REGULA FIDEI ("RULE OF FAITH"): A term used so frequently in early Christian literature from the last quarter of the second century that an understanding of it is necessary to a correct idea of the religious conceptions of that period. Different forms with more or less the same meaning occur. Ho kanon tēs alētheias ("canon of truth"), regula veritatis (rule of truth), probably the oldest form was used apparently by Dionysius of Corinth (c. 160), then by Irenæus, Clement of Alexandria, Hippolytus, Tertullian, and Novatian; ho kanon tēs pisteôs, regula fidei, by Polycrates of Ephesus, Clement of Alexandria, Tertullian, and by the later Latin writers. The equivalent use of these two expressions is important for the determination of the original significance attached to them. The truth itself is the standard by which teaching and practise are to be judged (cf. Irenæus, Hr., II., xxviii. 1; ANF, i. 399). It is presupposed that this truth takes for the Christian community a definite, tangible form, such as the law was for the Jews (Rom. ii. 20), in a body of doctrine not merely held and taught by the Church, but clearly formulated. Besides the expressions already discussed, another is worth mentioning, found only in Greek writers and the versions from them--ho ekklesiastikos kanōn or ho kanōn tēs ekklēsias (Clement of Alexandria and Origen).

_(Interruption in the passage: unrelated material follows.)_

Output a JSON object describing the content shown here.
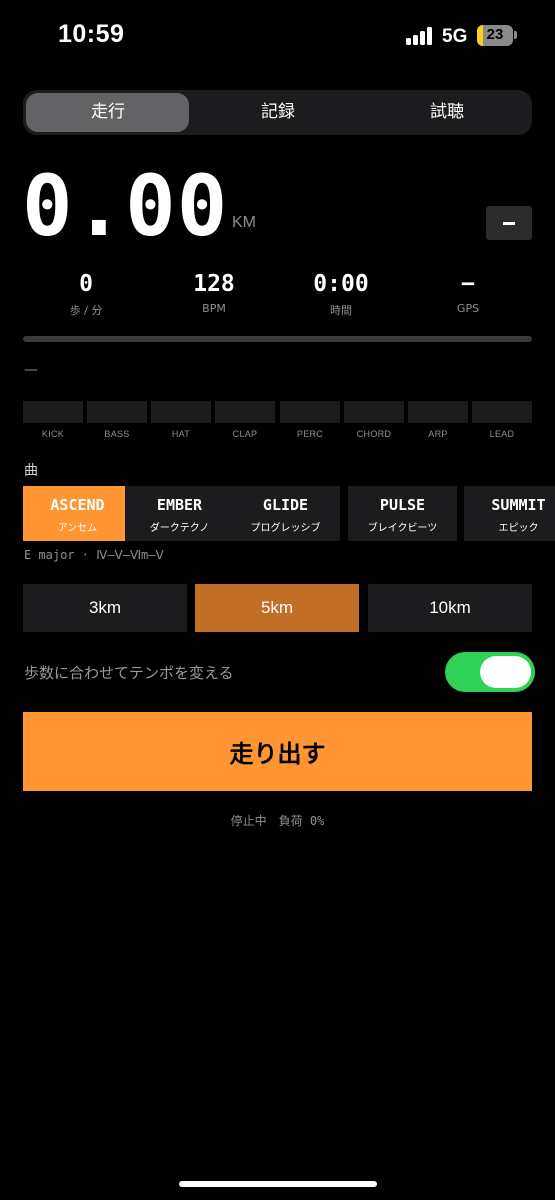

The ante-Nicene church never considered as the Rule of Faith the Bible or any part of it. Certain expressions of recent writers show that it is not unnecessary to point out that the word kanon, with or without qualifying additions, is never used until after Eusebius to designate the Bible, and that even after the word had begun to be applied to the collection or Scriptural books, the sense mentioned above is never given to it by the Greeks. This is explained by the fact that the early Church used this word for something else--the baptismal formula. It is quite evident that in the oldest and most explicit witnesses for the use of the word, Irenæus and Tertullian, this was known primarily as the rule of faith. When the former (I., ix. 4) says "he who retains unchangeable in his heart the rule of the truth which he received by means of baptism," the expression "rule of truth" can not mean any sum total of truths as to which instruction has been conveyed before or after baptism, but only a formula which the neophyte has made his own by a profession of faith made at the time of baptism. This was "the faith," which the convert received from the teaching Church and was to keep as the standard for his subsequent life and for the testing of all doctrines presented to him. With Tertullian the regula fidei is identical with the sacramentum fidei, the rule of faith with that which he so often designates as the oath of allegiance of the soldiers of Christ (Ad martyras, iii.). The prevalent view in both these authors is the same as that expressed by Augustine when he says to the catechumens at the traditio symboli, "receive, sons, the rule of faith which is called 'the symbol'" (Serm., ccxiii.; Serm. i., ad catechumenos de symbolo). That similar expressions are occasionally used of the Nicene creed shows at least that the Rule of Faith was a formulated confession, and thus that in the ante-Nicene period it could not refer to anything but the baptismal creed, the only one then existing. In a word, the early Fathers considered Christ himself as the giver of the Rule, though they admitted freely that its actual words were an expansion of the nucleus recorded in the Gospels, regarding it as only a development of the baptismal formula; and, on the other hand, the whole body of teaching current in the undisputed Catholic Church was to them but an expansion of the creed, and thus the term "Rule of Faith" could be, as it is occasionally found, applied to this whole body.